The basis for implementing CIDR notation is defining the IP address block and significant bits of that address that are to be checked. The filter must be a well formatted IP address with a ending with a “/” followed by a numeric value between 0 and 32. The use of “0” denotes that all IP addresses are allowed (in which case it's fairly pointless to enable the filtering framework), and “32” signifies only the precesding IP address would be authorized. In the latter case, a Literal Filter string would be recommended as it is significantly more obvious that only that address is allowed.

                # Filter string definition to restrict connecting client
                # IP addresses

Example 5.1. CIDR Filter String Definition in

5.10.2. Literal Filter

Literal filter definitions are just that: they define a single IP address that is authorized to connect to the server. The only requirement is that the filter string is a complete, well formatted IP address.

5.10.3. Wildcarding

The wildcard notation allows all values for a specific piece of an IP address to be valid (0 to 255 for IPv4 addresses). This is denoted with a “*” within the specific piece (octet for IPv4) of an IP address. The wildcard character is the only allowable character within that piece of the address (no other characters included whitespace).

Wildcard filters may be combined with Range Filters. They may NOT be combined with CIDR Filter.

                # Filter string definition to restrict connecting client
                # IP addresses

Example 5.2. Wildcard Filter String Definition in

5.10.4. Range Filters

Range filter definitions allow for a numeric range to be specified within an address filter. A range must be a valid numeric range for an piece of an IP address (i.e. an octet in IPv4). The range definition must be in the form:

                # Filter string definition to restrict connecting client
                # IP addresses

Example 5.3. Filter String Definition in

5.10.5. Inner workings

Filter strings are compiled on startup, so the hit (although very small) of compiling the authorizers is incurred only once. Once compiled each request is passed through the chain of authorizers until either a authorization is passed or the chain is exhausted. In the latter case the request is denied and a protocol specific response is sent to the client.

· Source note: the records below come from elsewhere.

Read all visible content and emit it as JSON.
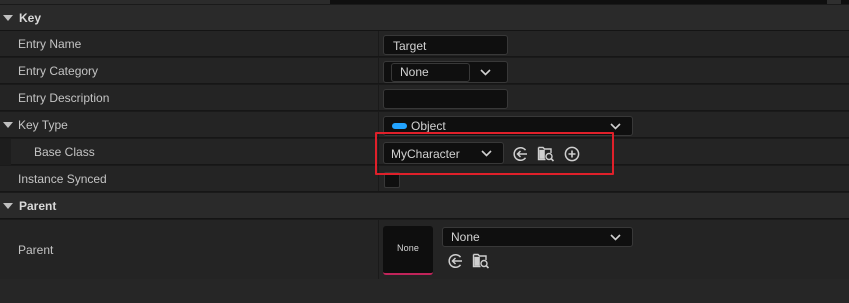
{
  "sections": {
    "key": "Key",
    "parent": "Parent"
  },
  "rows": {
    "entry_name": {
      "label": "Entry Name",
      "value": "Target"
    },
    "entry_category": {
      "label": "Entry Category",
      "value": "None"
    },
    "entry_description": {
      "label": "Entry Description",
      "value": ""
    },
    "key_type": {
      "label": "Key Type",
      "value": "Object",
      "pill_color": "#22a3ff"
    },
    "base_class": {
      "label": "Base Class",
      "value": "MyCharacter"
    },
    "instance_synced": {
      "label": "Instance Synced",
      "checked": false
    },
    "parent": {
      "label": "Parent",
      "thumbnail_text": "None",
      "value": "None"
    }
  },
  "icons": {
    "use_selected": "arrow-left-circle-icon",
    "browse": "folder-search-icon",
    "add": "plus-circle-icon",
    "expand": "triangle-down-icon",
    "dropdown": "chevron-down-icon"
  },
  "colors": {
    "highlight": "#e0202a",
    "object_pill": "#22a3ff",
    "thumbnail_accent": "#c0245a"
  }
}
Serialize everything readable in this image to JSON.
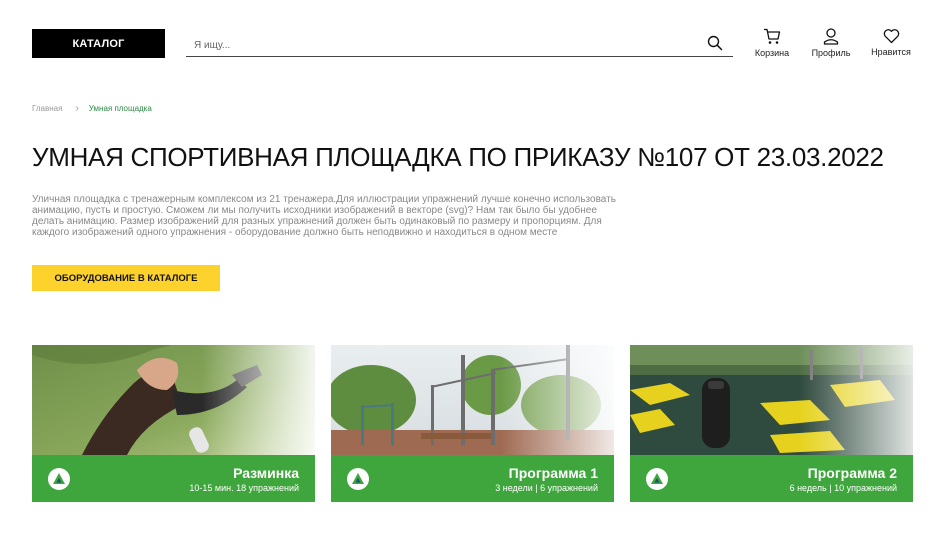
{
  "header": {
    "catalog_label": "КАТАЛОГ",
    "search_placeholder": "Я ищу...",
    "cart_label": "Корзина",
    "profile_label": "Профиль",
    "favorites_label": "Нравится"
  },
  "breadcrumb": {
    "home": "Главная",
    "current": "Умная площадка"
  },
  "page": {
    "title": "УМНАЯ СПОРТИВНАЯ ПЛОЩАДКА ПО ПРИКАЗУ №107 ОТ 23.03.2022",
    "description": "Уличная площадка с тренажерным комплексом из 21 тренажера.Для иллюстрации упражнений лучше конечно использовать анимацию, пусть и простую. Сможем ли мы получить исходники изображений в векторе (svg)? Нам так было бы удобнее делать анимацию. Размер изображений для разных упражнений должен быть одинаковый по размеру и пропорциям. Для каждого изображений одного упражнения - оборудование должно быть неподвижно и находиться в одном месте",
    "cta_label": "ОБОРУДОВАНИЕ В КАТАЛОГЕ"
  },
  "cards": [
    {
      "title": "Разминка",
      "subtitle": "10-15 мин. 18 упражнений",
      "icon": "logo-icon"
    },
    {
      "title": "Программа 1",
      "subtitle": "3 недели | 6 упражнений",
      "icon": "logo-icon"
    },
    {
      "title": "Программа 2",
      "subtitle": "6 недель | 10 упражнений",
      "icon": "logo-icon"
    }
  ],
  "colors": {
    "accent_yellow": "#fdd22d",
    "card_green": "#3ea63c",
    "breadcrumb_green": "#2e8a45",
    "catalog_black": "#000000"
  }
}
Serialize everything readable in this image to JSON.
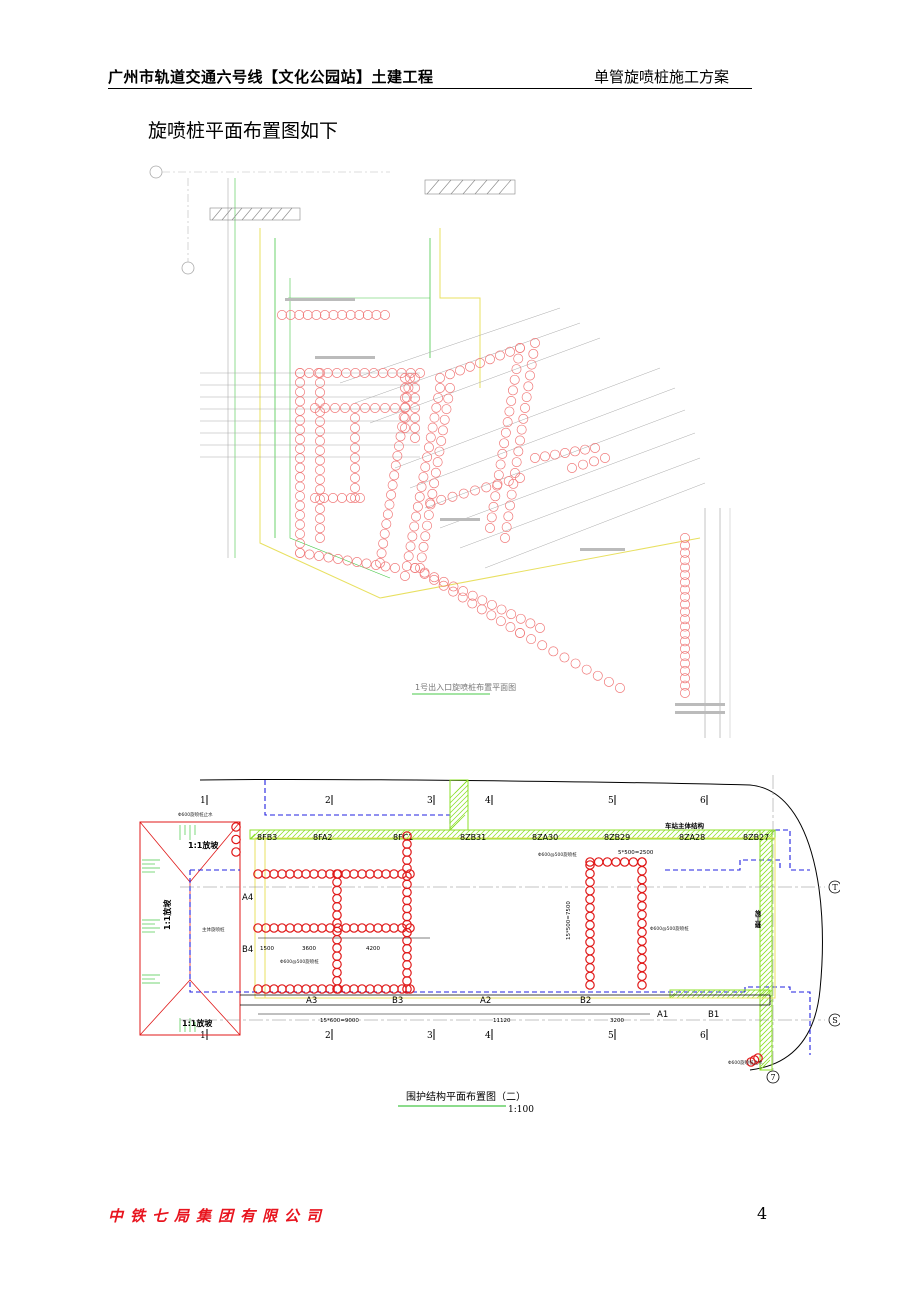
{
  "header": {
    "project": "广州市轨道交通六号线【文化公园站】土建工程",
    "doc_title": "单管旋喷桩施工方案"
  },
  "intro": "旋喷桩平面布置图如下",
  "figure1": {
    "caption": "1号出入口旋喷桩布置平面图",
    "pile_color": "#f07878",
    "line_color": "#48c848"
  },
  "figure2": {
    "caption": "围护结构平面布置图（二）",
    "scale": "1:100",
    "grid_top": [
      "1",
      "2",
      "3",
      "4",
      "5",
      "6"
    ],
    "grid_bottom": [
      "1",
      "2",
      "3",
      "4",
      "5",
      "6"
    ],
    "axis_markers": [
      "T",
      "S",
      "7"
    ],
    "wall_labels": [
      "8FB3",
      "8FA2",
      "8FC1",
      "8ZB31",
      "8ZA30",
      "8ZB29",
      "8ZA28",
      "8ZB27"
    ],
    "main_structure": "车站主体结构",
    "slope_top": "1:1放坡",
    "slope_left": "1:1放坡",
    "slope_bottom": "1:1放坡",
    "panel_labels": [
      "A4",
      "B4",
      "A3",
      "B3",
      "A2",
      "B2",
      "A1",
      "B1"
    ],
    "dims_middle": [
      "1500",
      "3600",
      "4200"
    ],
    "dims_bottom": [
      "15*600=9000",
      "11120",
      "3200"
    ],
    "dims_right": "5*500=2500",
    "dims_vertical": "15*500=7500",
    "pile_note": "Φ600@500旋喷桩",
    "pile_note_short": "Φ600旋喷桩止水",
    "construction_joint": "施工缝",
    "main_pile_label": "主体旋喷桩",
    "pile_color": "#e01818",
    "hatch_color": "#8ce028",
    "dash_color": "#2020e0"
  },
  "footer": {
    "company": "中铁七局集团有限公司",
    "page": "4"
  }
}
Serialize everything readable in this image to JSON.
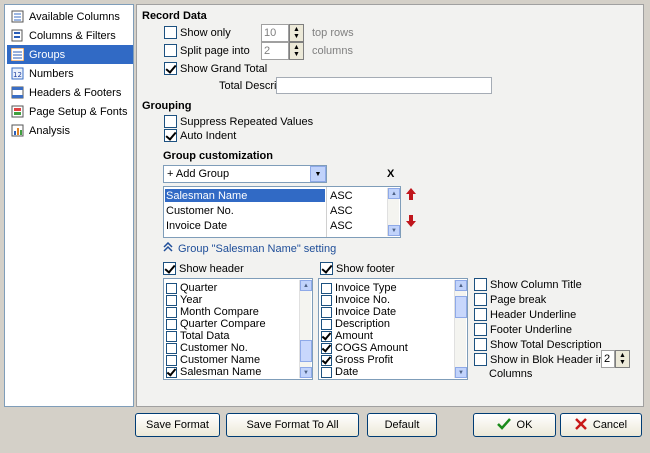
{
  "sidebar": {
    "items": [
      {
        "label": "Available Columns",
        "icon": "columns-list-icon"
      },
      {
        "label": "Columns & Filters",
        "icon": "filter-doc-icon"
      },
      {
        "label": "Groups",
        "icon": "groups-icon",
        "selected": true
      },
      {
        "label": "Numbers",
        "icon": "numbers-icon"
      },
      {
        "label": "Headers & Footers",
        "icon": "headers-icon"
      },
      {
        "label": "Page Setup & Fonts",
        "icon": "page-setup-icon"
      },
      {
        "label": "Analysis",
        "icon": "analysis-icon"
      }
    ]
  },
  "record_data": {
    "title": "Record Data",
    "show_only_label": "Show only",
    "show_only_value": "10",
    "top_rows_label": "top rows",
    "split_page_label": "Split page into",
    "split_page_value": "2",
    "columns_label": "columns",
    "show_grand_total_label": "Show Grand Total",
    "total_description_label": "Total Description :",
    "total_description_value": ""
  },
  "grouping": {
    "title": "Grouping",
    "suppress_label": "Suppress Repeated Values",
    "auto_indent_label": "Auto Indent",
    "customization_title": "Group customization",
    "add_group_label": "+ Add Group",
    "remove_label": "X",
    "groups": [
      {
        "name": "Salesman Name",
        "order": "ASC"
      },
      {
        "name": "Customer No.",
        "order": "ASC"
      },
      {
        "name": "Invoice Date",
        "order": "ASC"
      }
    ],
    "setting_link": "Group \"Salesman Name\" setting"
  },
  "settings": {
    "show_header_label": "Show header",
    "show_footer_label": "Show footer",
    "header_items": [
      {
        "label": "Quarter",
        "checked": false
      },
      {
        "label": "Year",
        "checked": false
      },
      {
        "label": "Month Compare",
        "checked": false
      },
      {
        "label": "Quarter Compare",
        "checked": false
      },
      {
        "label": "Total Data",
        "checked": false
      },
      {
        "label": "Customer No.",
        "checked": false
      },
      {
        "label": "Customer Name",
        "checked": false
      },
      {
        "label": "Salesman Name",
        "checked": true
      }
    ],
    "footer_items": [
      {
        "label": "Invoice Type",
        "checked": false
      },
      {
        "label": "Invoice No.",
        "checked": false
      },
      {
        "label": "Invoice Date",
        "checked": false
      },
      {
        "label": "Description",
        "checked": false
      },
      {
        "label": "Amount",
        "checked": true
      },
      {
        "label": "COGS Amount",
        "checked": true
      },
      {
        "label": "Gross Profit",
        "checked": true
      },
      {
        "label": "Date",
        "checked": false
      }
    ],
    "options": {
      "show_column_title": "Show Column Title",
      "page_break": "Page break",
      "header_underline": "Header Underline",
      "footer_underline": "Footer Underline",
      "show_total_description": "Show Total Description",
      "show_in_blok_header": "Show in Blok Header in",
      "columns": "Columns",
      "blok_value": "2"
    }
  },
  "buttons": {
    "save_format": "Save Format",
    "save_format_all": "Save Format To All",
    "default": "Default",
    "ok": "OK",
    "cancel": "Cancel"
  },
  "colors": {
    "selection": "#316ac5",
    "link": "#1f4e99",
    "ok_check": "#1a8a1a",
    "cancel_x": "#c81818",
    "arrow_red": "#c0161c"
  }
}
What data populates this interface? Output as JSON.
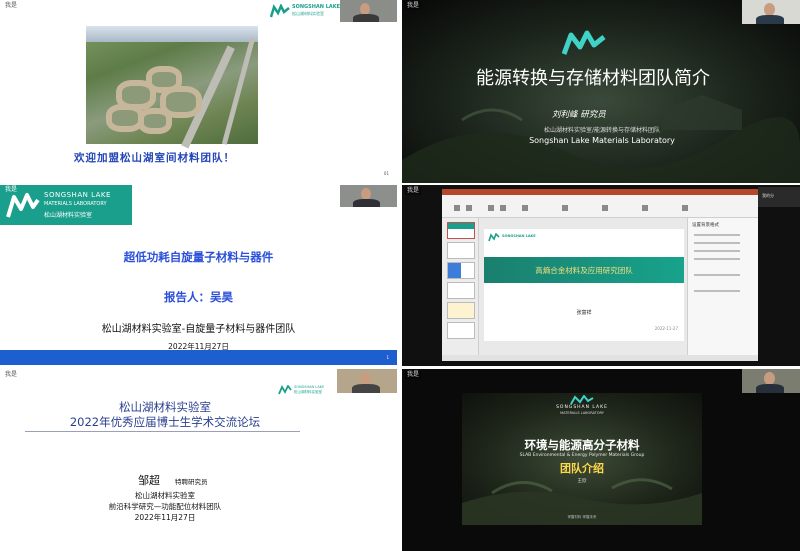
{
  "participants": [
    {
      "name": "我是"
    },
    {
      "name": "我是"
    },
    {
      "name": "我是"
    },
    {
      "name": "我是"
    },
    {
      "name": "我是"
    },
    {
      "name": "我是"
    }
  ],
  "tile1": {
    "logo_en": "SONGSHAN LAKE",
    "logo_cn": "松山湖材料实验室",
    "welcome": "欢迎加盟松山湖室间材料团队！",
    "page": "01"
  },
  "tile2": {
    "title": "能源转换与存储材料团队简介",
    "author": "刘利峰   研究员",
    "lab_line": "松山湖材料实验室/能源转换与存储材料团队",
    "lab_en": "Songshan Lake Materials Laboratory"
  },
  "tile3": {
    "logo_en1": "SONGSHAN LAKE",
    "logo_en2": "MATERIALS LABORATORY",
    "logo_cn": "松山湖材料实验室",
    "title": "超低功耗自旋量子材料与器件",
    "reporter": "报告人：吴昊",
    "org": "松山湖材料实验室-自旋量子材料与器件团队",
    "date": "2022年11月27日",
    "page": "1"
  },
  "tile4": {
    "logo": "SONGSHAN LAKE",
    "slide_title": "高熵合金材料及应用研究团队",
    "slide_author": "张富祥",
    "slide_date": "2022-11-27",
    "pane_title": "设置背景格式",
    "cam_label": "我的分"
  },
  "tile5": {
    "logo_en": "SONGSHAN LAKE",
    "logo_cn": "松山湖材料实验室",
    "title1": "松山湖材料实验室",
    "title2": "2022年优秀应届博士生学术交流论坛",
    "speaker": "邹超",
    "speaker_title": "特聘研究员",
    "line1": "松山湖材料实验室",
    "line2": "前沿科学研究—功能配位材料团队",
    "line3": "2022年11月27日"
  },
  "tile6": {
    "logo_en": "SONGSHAN LAKE",
    "logo_sub": "MATERIALS LABORATORY",
    "title": "环境与能源高分子材料",
    "subtitle": "SLAB Environmental & Energy Polymer Materials Group",
    "big": "团队介绍",
    "name": "王欣",
    "foot": "掌握材料 掌握未来"
  },
  "colors": {
    "brand_teal": "#1a9f8c",
    "title_blue": "#2b4fd8",
    "ppt_red": "#b7472a",
    "gold": "#ffd84a"
  }
}
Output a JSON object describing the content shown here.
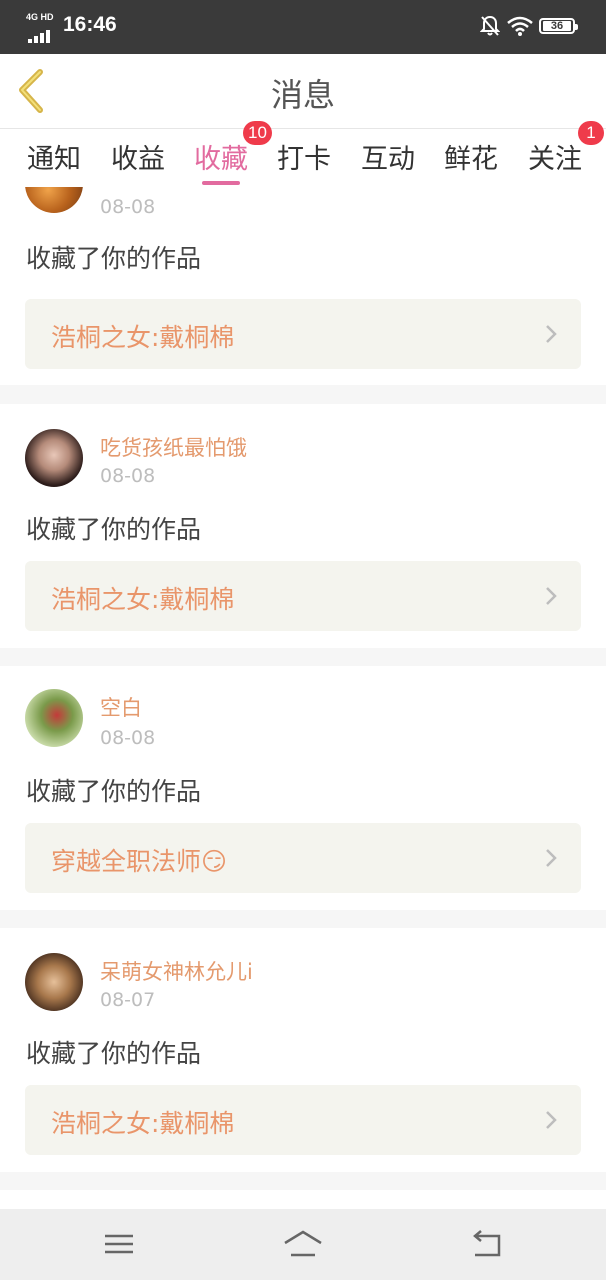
{
  "status_bar": {
    "network": "4G HD",
    "time": "16:46",
    "battery": "36",
    "icons": [
      "signal-icon",
      "bell-off-icon",
      "wifi-icon",
      "battery-icon"
    ]
  },
  "header": {
    "title": "消息",
    "back_icon": "chevron-left-icon"
  },
  "tabs": [
    {
      "label": "通知",
      "badge": null
    },
    {
      "label": "收益",
      "badge": null
    },
    {
      "label": "收藏",
      "badge": "10",
      "active": true
    },
    {
      "label": "打卡",
      "badge": null
    },
    {
      "label": "互动",
      "badge": null
    },
    {
      "label": "鲜花",
      "badge": null
    },
    {
      "label": "关注",
      "badge": "1"
    }
  ],
  "messages": [
    {
      "username": "",
      "date": "08-08",
      "action": "收藏了你的作品",
      "work": "浩桐之女:戴桐棉",
      "avatar": "avatar-1"
    },
    {
      "username": "吃货孩纸最怕饿",
      "date": "08-08",
      "action": "收藏了你的作品",
      "work": "浩桐之女:戴桐棉",
      "avatar": "avatar-2"
    },
    {
      "username": "空白",
      "date": "08-08",
      "action": "收藏了你的作品",
      "work": "穿越全职法师😏",
      "avatar": "avatar-3"
    },
    {
      "username": "呆萌女神林允儿i",
      "date": "08-07",
      "action": "收藏了你的作品",
      "work": "浩桐之女:戴桐棉",
      "avatar": "avatar-4"
    }
  ],
  "colors": {
    "accent_pink": "#e26b9f",
    "username_orange": "#e49a6e",
    "work_title_orange": "#e9956a",
    "badge_red": "#ef3b4b"
  },
  "navbar": [
    "menu-icon",
    "home-icon",
    "back-icon"
  ]
}
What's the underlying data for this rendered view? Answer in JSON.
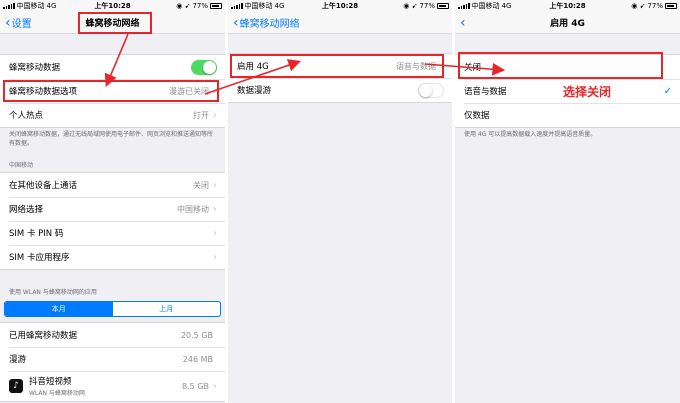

In the case of HTTP this would be a response code of 401 (FORBIDDEN).

5.10.6. Configuration

Configuring IP filter strings is done through defining the following property in the SymmetricDS configuration (one of the symmetric .properties files). One need only to define the ip.filter property and assign a comma “,” delimited string of filter tokens to provide to the filter framework.

                # Filter string definition to restrict connecting client
                # IP addresses
                ip.filters=, 100.50-40.10-5.*,

Example 5.4. Filter String Definition in


Note, that there is obvious overlap between the some of the filtering notation, and hence, functionality. The Wildcarding and Range Filters functionality exists to provide workarounds for scenarios where CIDR Filter notation and Literal Filter will not suffice.


Take care in defining your filter string as it is possible to overlap filters. Also, as with the definition of any other property in the SymmetricDS configuration, if the property is defined in multiple properties files the property file that is read in last will override any previous filter string definitions.